Provided data:

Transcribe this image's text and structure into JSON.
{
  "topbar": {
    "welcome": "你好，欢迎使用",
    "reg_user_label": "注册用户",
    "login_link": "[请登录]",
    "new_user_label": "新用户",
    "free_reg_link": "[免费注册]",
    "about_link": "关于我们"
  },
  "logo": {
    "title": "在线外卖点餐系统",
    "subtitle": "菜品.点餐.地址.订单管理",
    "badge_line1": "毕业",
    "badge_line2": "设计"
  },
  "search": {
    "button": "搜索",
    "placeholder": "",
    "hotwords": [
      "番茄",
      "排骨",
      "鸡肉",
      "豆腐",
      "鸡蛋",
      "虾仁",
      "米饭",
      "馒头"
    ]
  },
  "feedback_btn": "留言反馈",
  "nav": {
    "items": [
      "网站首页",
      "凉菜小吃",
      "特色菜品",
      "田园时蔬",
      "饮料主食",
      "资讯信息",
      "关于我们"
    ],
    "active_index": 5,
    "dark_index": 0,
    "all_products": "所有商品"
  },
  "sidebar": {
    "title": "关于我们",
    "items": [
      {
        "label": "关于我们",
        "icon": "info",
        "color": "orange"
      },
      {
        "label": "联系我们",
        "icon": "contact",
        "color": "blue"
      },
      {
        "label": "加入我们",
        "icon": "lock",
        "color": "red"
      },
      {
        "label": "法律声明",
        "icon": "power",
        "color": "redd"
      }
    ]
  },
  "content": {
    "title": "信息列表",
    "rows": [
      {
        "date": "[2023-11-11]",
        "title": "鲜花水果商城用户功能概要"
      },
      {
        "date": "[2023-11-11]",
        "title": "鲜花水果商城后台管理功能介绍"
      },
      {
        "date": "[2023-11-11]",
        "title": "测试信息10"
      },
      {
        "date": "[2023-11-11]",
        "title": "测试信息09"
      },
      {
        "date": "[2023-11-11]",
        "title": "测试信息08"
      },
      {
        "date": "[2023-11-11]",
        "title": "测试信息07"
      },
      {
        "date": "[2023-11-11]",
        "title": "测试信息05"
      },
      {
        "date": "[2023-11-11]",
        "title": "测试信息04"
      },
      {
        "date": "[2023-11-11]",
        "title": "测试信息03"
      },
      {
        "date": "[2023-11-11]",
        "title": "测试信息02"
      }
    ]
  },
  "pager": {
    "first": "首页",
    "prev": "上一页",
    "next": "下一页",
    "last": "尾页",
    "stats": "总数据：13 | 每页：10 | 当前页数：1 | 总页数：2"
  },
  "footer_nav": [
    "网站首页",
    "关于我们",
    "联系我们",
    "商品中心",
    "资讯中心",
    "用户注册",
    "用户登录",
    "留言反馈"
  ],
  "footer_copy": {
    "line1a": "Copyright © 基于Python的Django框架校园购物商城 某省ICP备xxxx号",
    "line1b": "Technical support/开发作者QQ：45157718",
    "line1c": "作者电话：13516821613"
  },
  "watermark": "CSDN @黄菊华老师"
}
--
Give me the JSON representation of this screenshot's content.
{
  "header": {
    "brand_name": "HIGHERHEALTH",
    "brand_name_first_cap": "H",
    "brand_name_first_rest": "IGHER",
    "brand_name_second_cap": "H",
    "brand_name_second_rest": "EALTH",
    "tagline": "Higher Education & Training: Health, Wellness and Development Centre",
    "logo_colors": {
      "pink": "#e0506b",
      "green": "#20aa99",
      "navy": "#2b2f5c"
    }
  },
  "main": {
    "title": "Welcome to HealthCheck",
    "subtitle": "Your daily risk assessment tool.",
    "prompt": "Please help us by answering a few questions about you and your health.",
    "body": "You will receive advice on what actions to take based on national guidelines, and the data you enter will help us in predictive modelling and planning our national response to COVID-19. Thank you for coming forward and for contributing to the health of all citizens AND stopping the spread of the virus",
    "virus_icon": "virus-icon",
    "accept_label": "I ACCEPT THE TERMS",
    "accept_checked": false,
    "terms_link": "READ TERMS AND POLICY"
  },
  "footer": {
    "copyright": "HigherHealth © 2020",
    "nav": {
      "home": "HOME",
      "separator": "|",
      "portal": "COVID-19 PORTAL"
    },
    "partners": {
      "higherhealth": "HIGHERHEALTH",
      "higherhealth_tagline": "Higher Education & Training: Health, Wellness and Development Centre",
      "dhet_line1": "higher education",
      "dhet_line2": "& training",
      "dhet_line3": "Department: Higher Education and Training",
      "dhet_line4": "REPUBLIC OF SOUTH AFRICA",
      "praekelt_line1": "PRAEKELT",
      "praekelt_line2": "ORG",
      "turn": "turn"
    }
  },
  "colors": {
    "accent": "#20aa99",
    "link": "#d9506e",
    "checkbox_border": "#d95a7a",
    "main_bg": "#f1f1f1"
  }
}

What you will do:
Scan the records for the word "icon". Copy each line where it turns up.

Expected output:
        "icon": "info",
        "icon": "contact",
        "icon": "lock",
        "icon": "power",
    "virus_icon": "virus-icon",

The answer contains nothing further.